On this wall are my Crested gecko bins. Some are rescues and some are not, ages ranging from 9 years to 8 months old. Each bin has 1 adult/juvie crested gecko in it. These are the equivalent of a 15-20 gallon tank. They have holes drilled all the way around the top, a cave/shelf, egg laying box(for the females), leafy vines and lined with newspaper for easy clean up. Each lid is marked with that geckos name. On top of these bins are their babies kept in small kritter keepers. In each kritter keeper are leafy vines and lined with paper towel or newspaper. Usually there are 2 baby crested geckos in each one as there are 2 babies in a clutch. Next to this is my Cuban Knight anole cage, ages 4 1/2 years. This tank is decorated with live plants and a lighted waterfall. Above their cage is my lizard playground:) This vine and plant are hung from my ceiling and all the aboreal lizards I have love to climb on it. Next to the Cuban Knight anole cage is a plastic container full of Crested gecko eggs in Hatchrite. Next to them is the bag I use to dust insects and feeding tongs. On the floor next to this is my cricket bin where I store live crickets and gut load them tons of good fruit and veggies. Under the table is first my lobster roach tank and then my superworm kritter keeper where these are also gut loaded before feeding. The full bathroom(next to this on the right not pictured) is where I clean cages and keep medications that can be kept at room temps. I also keep my reptile scale, syringes and extra feeding bowls in there.
From left to right on the top: Ariel & Sebastian (Tokay geckos) one was rescued, over a year old and the other I've had for 6 months, Mr Stripe, had for 4 years (White Lined gecko), Gambit & Rogue, had for 1 year(Giant day geckos). On the bottom is Blue, had for 5 months (rescued Blue Tongue skink). On the floor to the left is my sprayer I use to water the reptiles in the basement.

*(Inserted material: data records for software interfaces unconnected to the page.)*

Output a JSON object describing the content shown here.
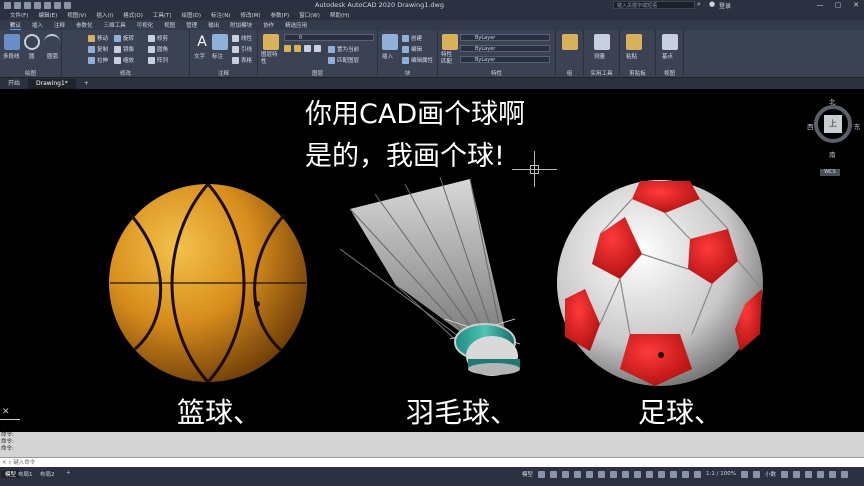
{
  "titlebar": {
    "title": "Autodesk AutoCAD 2020    Drawing1.dwg",
    "search_placeholder": "键入关键字或短语",
    "login": "登录",
    "minimize": "—",
    "maximize": "▢",
    "close": "✕"
  },
  "menubar": {
    "items": [
      "文件(F)",
      "编辑(E)",
      "视图(V)",
      "插入(I)",
      "格式(O)",
      "工具(T)",
      "绘图(D)",
      "标注(N)",
      "修改(M)",
      "参数(P)",
      "窗口(W)",
      "帮助(H)"
    ]
  },
  "ribbon_tabs": {
    "items": [
      "默认",
      "插入",
      "注释",
      "参数化",
      "三维工具",
      "可视化",
      "视图",
      "管理",
      "输出",
      "附加模块",
      "协作",
      "精选应用"
    ]
  },
  "ribbon": {
    "draw": {
      "label": "绘图",
      "polyline": "多段线",
      "circle": "圆",
      "arc": "圆弧"
    },
    "modify": {
      "label": "修改",
      "move": "移动",
      "rotate": "旋转",
      "trim": "修剪",
      "copy": "复制",
      "mirror": "镜像",
      "fillet": "圆角",
      "stretch": "拉伸",
      "scale": "缩放",
      "array": "阵列"
    },
    "annotation": {
      "label": "注释",
      "text": "文字",
      "dimension": "标注",
      "leader": "引线",
      "table": "表格",
      "linear": "线性"
    },
    "layers": {
      "label": "图层",
      "layer_props": "图层特性",
      "layer_value": "0",
      "set_current": "置为当前",
      "match_layer": "匹配图层"
    },
    "block": {
      "label": "块",
      "insert": "插入",
      "create": "创建",
      "edit": "编辑",
      "edit_attr": "编辑属性"
    },
    "properties": {
      "label": "特性",
      "match": "特性匹配",
      "color": "ByLayer",
      "linetype": "ByLayer",
      "lineweight": "ByLayer"
    },
    "groups": {
      "label": "组"
    },
    "utilities": {
      "label": "实用工具",
      "measure": "测量"
    },
    "clipboard": {
      "label": "剪贴板",
      "paste": "粘贴"
    },
    "view": {
      "label": "视图",
      "base": "基点"
    }
  },
  "filetabs": {
    "start": "开始",
    "drawing": "Drawing1*",
    "add": "+"
  },
  "canvas": {
    "caption_line1": "你用CAD画个球啊",
    "caption_line2": "是的，我画个球!",
    "label_basketball": "篮球、",
    "label_shuttlecock": "羽毛球、",
    "label_soccer": "足球、",
    "navcube": {
      "top": "上",
      "north": "北",
      "south": "南",
      "west": "西",
      "east": "东",
      "wcs": "WCS"
    }
  },
  "command": {
    "history": [
      "命令:",
      "命令:",
      "命令:"
    ],
    "placeholder": "键入命令"
  },
  "statusbar": {
    "model_tab": "模型",
    "layout1": "布局1",
    "layout2": "布局2",
    "add": "+",
    "model_button": "模型",
    "scale": "1:1 / 100%",
    "decimal": "小数"
  }
}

On this wall is a small tank with a rescued baby(hatchling) Yellow Bellied slider turtle. Under his tank is a heated kritter keeper I had to dry dock him in because he had shell rot. Next to it is the silver sulfa ointment I had to use on his shell. In the corner is a young male Oustalet's chameleon, 1 year old I haven't named yet. Behind the dark leather chair is a room humidifier I keep running down there for all my humid loving herps!
I always get in new rescues so my collection is always changing as new ones come and old ones get adopted out.

And that concludes the tour, come again!